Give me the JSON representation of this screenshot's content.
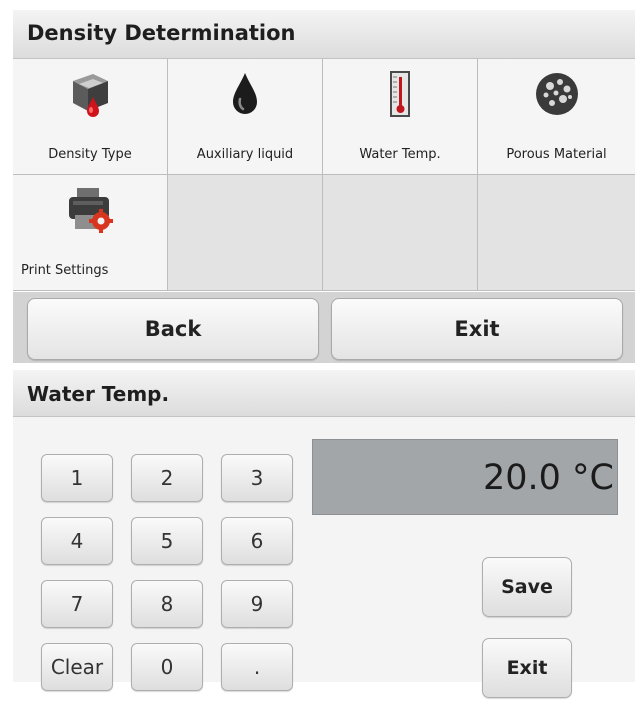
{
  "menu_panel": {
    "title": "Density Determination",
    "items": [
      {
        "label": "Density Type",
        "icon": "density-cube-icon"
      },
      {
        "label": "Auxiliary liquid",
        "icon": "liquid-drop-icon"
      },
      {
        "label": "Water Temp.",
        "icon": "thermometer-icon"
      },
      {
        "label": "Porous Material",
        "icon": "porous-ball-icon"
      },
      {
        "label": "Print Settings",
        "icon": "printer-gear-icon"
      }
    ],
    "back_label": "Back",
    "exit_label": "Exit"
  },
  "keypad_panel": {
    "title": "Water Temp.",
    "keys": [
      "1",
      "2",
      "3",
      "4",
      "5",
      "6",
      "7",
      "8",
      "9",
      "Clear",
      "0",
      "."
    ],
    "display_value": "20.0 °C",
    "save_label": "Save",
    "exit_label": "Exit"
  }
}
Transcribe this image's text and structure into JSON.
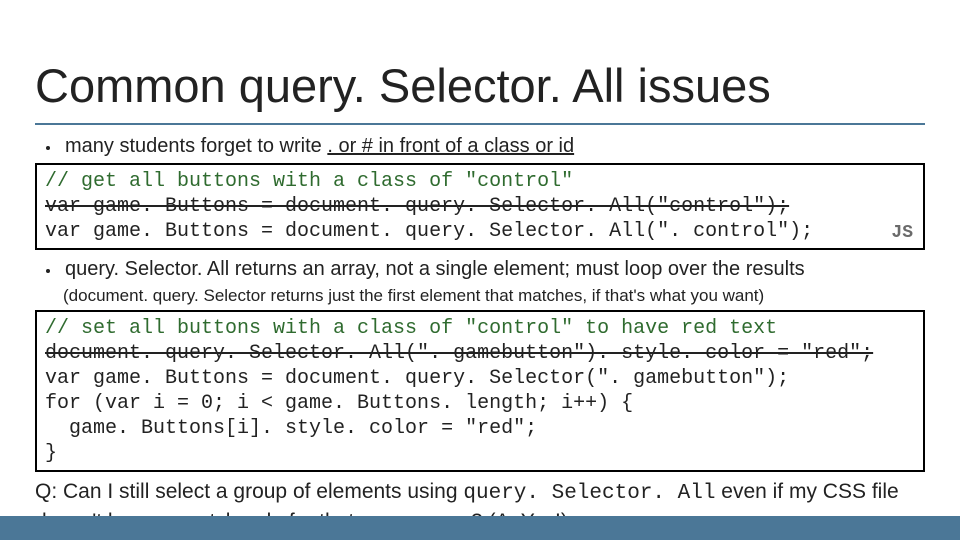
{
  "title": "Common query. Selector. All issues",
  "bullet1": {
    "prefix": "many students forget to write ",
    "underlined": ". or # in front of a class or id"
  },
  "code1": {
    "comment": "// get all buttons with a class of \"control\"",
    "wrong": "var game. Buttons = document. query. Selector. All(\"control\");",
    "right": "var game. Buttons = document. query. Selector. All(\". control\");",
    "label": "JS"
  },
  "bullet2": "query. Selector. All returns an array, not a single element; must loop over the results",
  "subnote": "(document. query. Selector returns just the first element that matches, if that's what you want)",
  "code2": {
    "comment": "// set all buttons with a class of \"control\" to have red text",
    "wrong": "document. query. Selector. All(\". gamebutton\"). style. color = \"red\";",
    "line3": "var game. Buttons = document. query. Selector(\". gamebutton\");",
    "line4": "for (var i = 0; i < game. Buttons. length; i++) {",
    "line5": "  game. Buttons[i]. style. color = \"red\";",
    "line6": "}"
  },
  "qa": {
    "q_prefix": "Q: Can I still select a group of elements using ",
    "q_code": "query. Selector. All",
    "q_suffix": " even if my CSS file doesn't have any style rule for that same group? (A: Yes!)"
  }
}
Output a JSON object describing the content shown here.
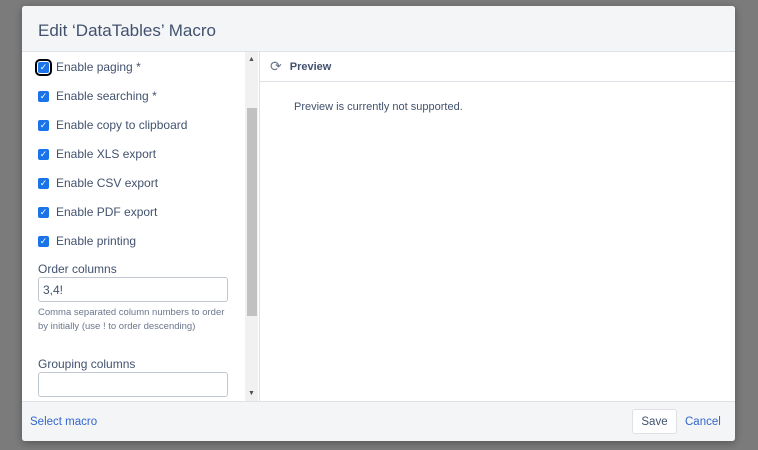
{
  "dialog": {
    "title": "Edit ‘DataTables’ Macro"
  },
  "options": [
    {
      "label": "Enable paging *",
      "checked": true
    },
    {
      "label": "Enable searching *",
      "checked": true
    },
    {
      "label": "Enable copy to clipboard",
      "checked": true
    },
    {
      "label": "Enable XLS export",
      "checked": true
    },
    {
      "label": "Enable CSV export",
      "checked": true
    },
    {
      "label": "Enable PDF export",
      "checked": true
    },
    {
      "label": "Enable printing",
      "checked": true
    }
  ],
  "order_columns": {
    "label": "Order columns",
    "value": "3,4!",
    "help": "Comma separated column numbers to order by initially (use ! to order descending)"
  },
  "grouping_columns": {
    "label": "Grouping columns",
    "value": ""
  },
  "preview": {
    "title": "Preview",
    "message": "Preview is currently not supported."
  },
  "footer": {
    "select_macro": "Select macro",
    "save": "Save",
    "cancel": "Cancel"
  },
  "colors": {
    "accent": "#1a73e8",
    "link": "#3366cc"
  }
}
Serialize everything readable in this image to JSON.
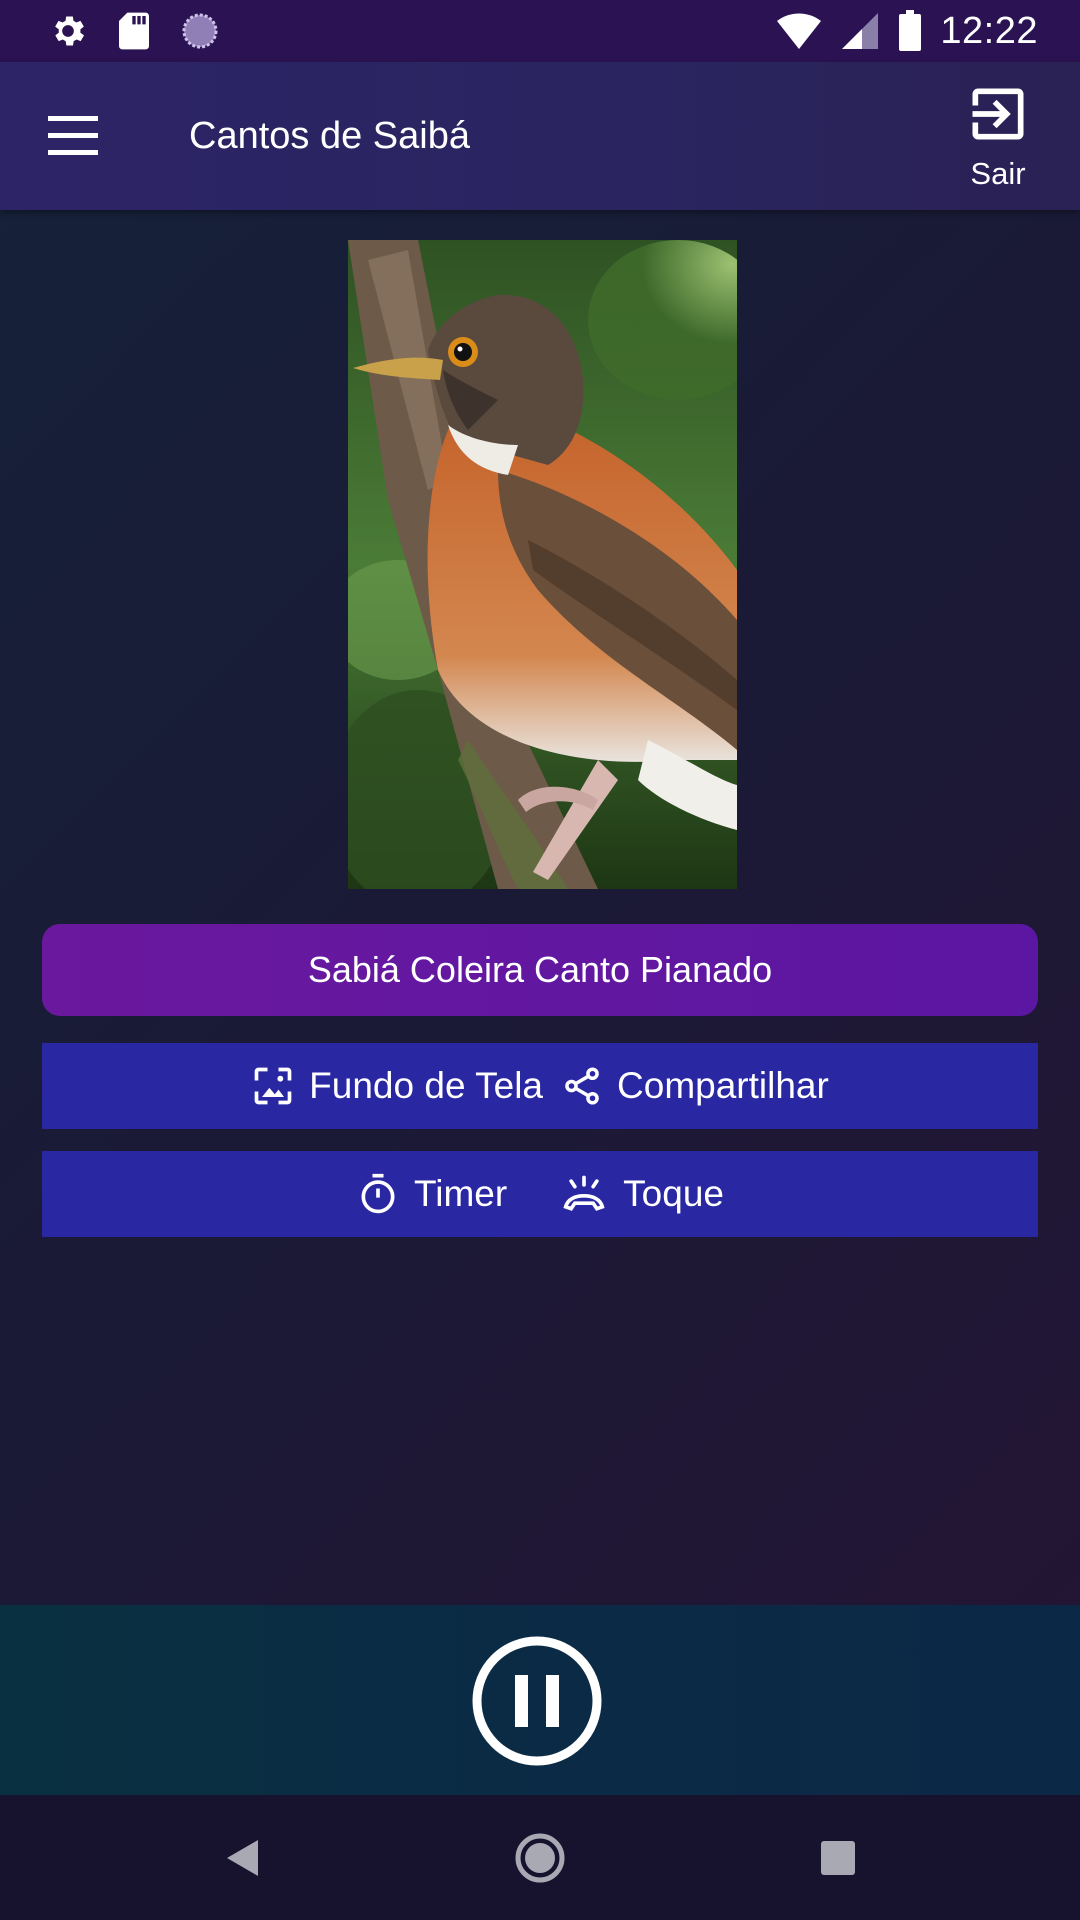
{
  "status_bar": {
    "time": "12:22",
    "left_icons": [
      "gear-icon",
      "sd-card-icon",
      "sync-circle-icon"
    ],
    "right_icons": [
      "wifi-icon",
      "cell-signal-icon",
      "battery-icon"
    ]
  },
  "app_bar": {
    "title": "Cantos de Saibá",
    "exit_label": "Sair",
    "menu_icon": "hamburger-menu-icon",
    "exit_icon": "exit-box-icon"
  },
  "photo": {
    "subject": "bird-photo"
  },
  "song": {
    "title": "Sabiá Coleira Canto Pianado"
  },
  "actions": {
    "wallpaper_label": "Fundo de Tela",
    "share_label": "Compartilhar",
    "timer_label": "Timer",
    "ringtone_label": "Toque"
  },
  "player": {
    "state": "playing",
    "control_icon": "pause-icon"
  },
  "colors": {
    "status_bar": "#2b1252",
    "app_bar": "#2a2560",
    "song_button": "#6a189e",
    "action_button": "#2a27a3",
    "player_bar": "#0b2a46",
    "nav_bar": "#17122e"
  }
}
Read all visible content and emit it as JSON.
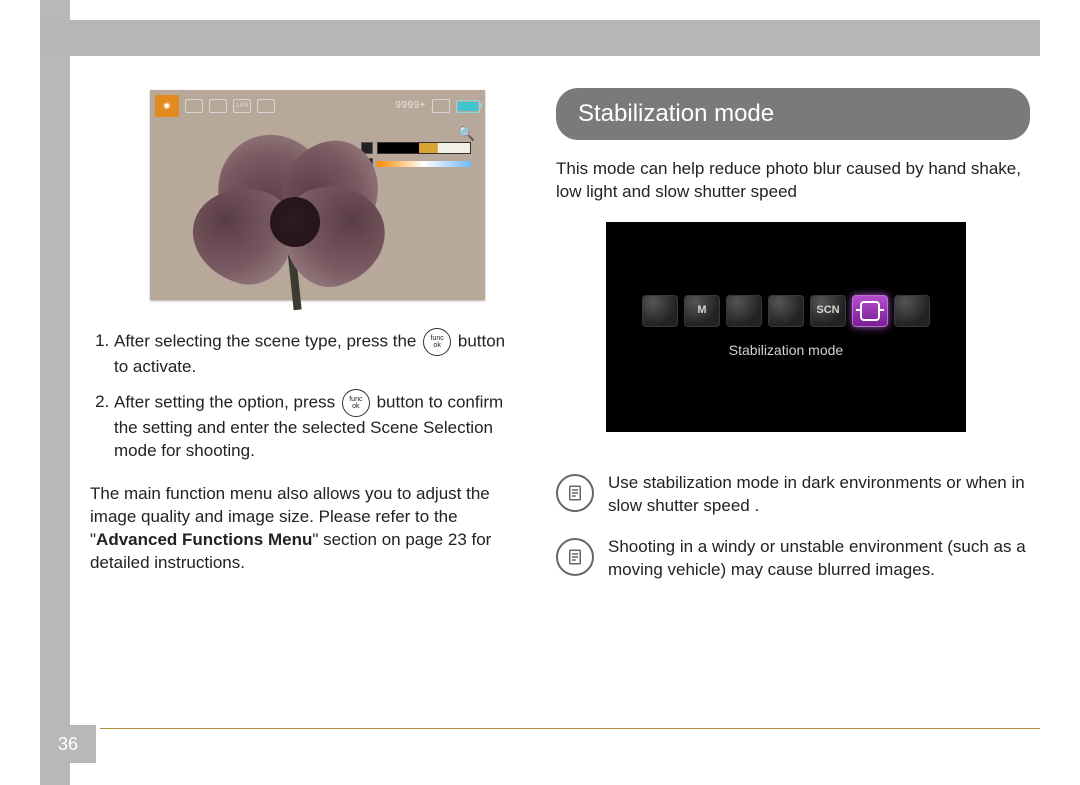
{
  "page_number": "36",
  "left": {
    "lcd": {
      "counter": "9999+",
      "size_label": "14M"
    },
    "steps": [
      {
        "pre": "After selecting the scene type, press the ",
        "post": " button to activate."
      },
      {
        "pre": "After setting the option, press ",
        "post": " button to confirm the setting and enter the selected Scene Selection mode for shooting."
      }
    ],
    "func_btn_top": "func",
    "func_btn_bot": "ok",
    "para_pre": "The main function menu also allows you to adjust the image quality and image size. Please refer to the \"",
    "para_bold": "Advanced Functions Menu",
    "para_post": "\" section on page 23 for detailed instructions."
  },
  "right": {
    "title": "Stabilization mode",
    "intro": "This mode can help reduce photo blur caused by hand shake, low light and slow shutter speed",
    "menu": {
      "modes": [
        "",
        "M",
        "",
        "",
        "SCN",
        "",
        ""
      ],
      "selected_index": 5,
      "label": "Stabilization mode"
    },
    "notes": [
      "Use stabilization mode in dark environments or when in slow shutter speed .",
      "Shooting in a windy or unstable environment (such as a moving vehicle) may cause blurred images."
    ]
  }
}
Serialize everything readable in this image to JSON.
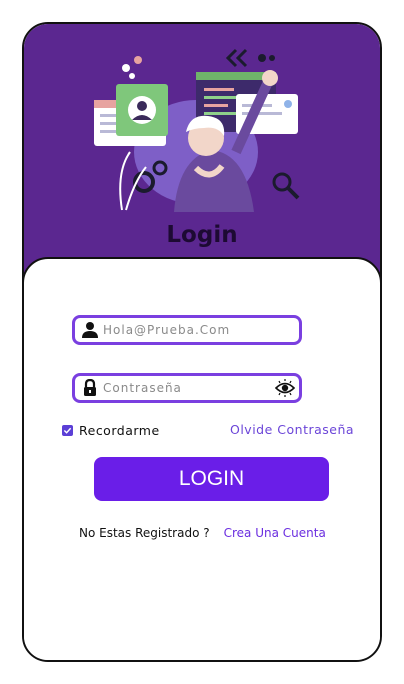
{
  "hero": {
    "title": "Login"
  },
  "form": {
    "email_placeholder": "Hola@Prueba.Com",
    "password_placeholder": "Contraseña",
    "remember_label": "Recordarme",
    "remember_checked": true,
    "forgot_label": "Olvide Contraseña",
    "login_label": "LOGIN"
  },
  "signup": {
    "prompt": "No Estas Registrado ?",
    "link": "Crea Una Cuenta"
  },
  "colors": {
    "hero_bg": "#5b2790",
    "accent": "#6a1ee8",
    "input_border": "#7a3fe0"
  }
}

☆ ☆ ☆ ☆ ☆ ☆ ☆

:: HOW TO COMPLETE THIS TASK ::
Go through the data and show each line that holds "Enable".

:: REPLY ::
      "label": "Enable paging *",
      "label": "Enable searching *",
      "label": "Enable copy to clipboard",
      "label": "Enable XLS export",
      "label": "Enable CSV export",
      "label": "Enable PDF export",
      "label": "Enable printing",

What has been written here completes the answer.